Prince William called the 2012 publication of topless photos of his wife Princess Kate “shocking” in a prepared statement read in the trial against six individuals involved with the images on Tuesday, reported the BBC.
William said in the statement – read by his lawyer Jean Veil – that the long-lens photographs were “all the more painful” because of “the harassment” that led to his own mother Princess Diana’s death in a 1997 car crash.
“The clandestine way in which these photographs were taken was particularly shocking to us as it breached our privacy,” the statement said, according to the BBC.
William and Kate were vacationing in Provence, France, when the images were taken. They were printed in French magazine Closer, while photos of Kate in a bikini were published by newspaper La Provence.
Among those on trial are Closer‘s editor, and two agency photographers accused of taking the images.
At the time, the St. James’s Palace spokesperson called the invasion of the couple’s privacy “grotesque,” adding, “The incident is reminiscent of the worst excesses of the press and paparazzi during the life of Diana, Princess of Wales, and all the more upsetting to The Duke and Duchess for being so.”
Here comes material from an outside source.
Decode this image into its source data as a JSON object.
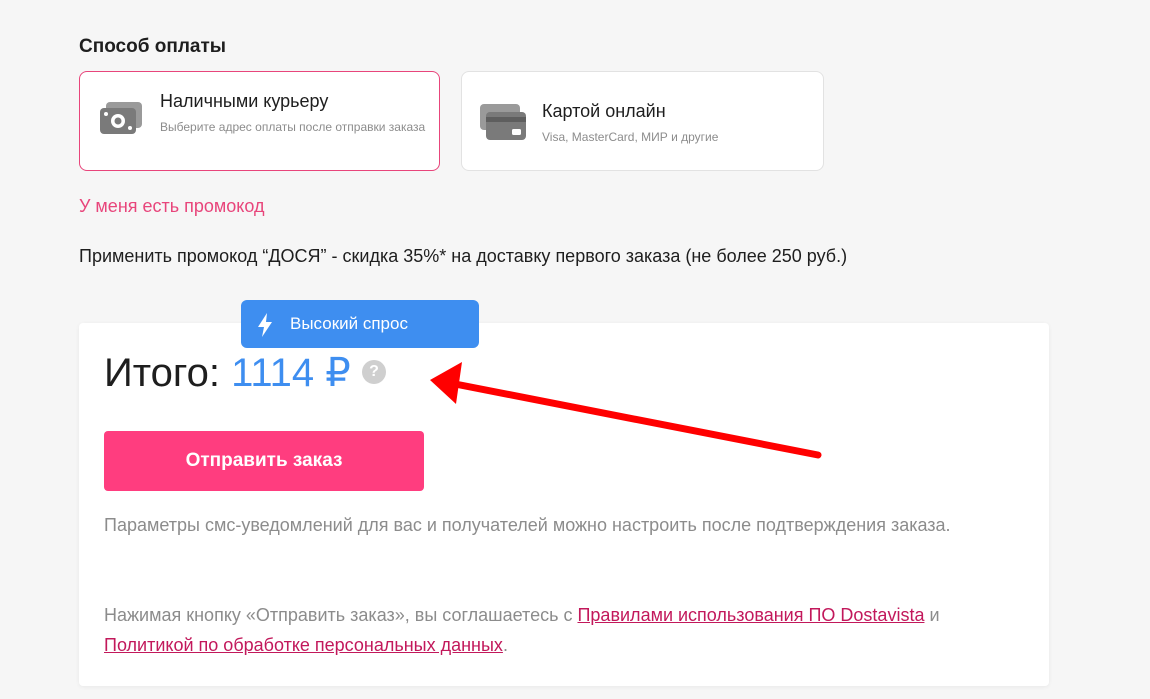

On Monday, William said in his statement, “My wife and I thought that we could go to France for a few days in a secluded villa owned by a member of my family, and thus enjoy our privacy.”
William and Kate’s attorney called for the couple to receive “very large damages” – $1.9 million, according to the Telegraph. He also asked for a “very significant fine” to be imposed.
This article originally appeared on PEOPLE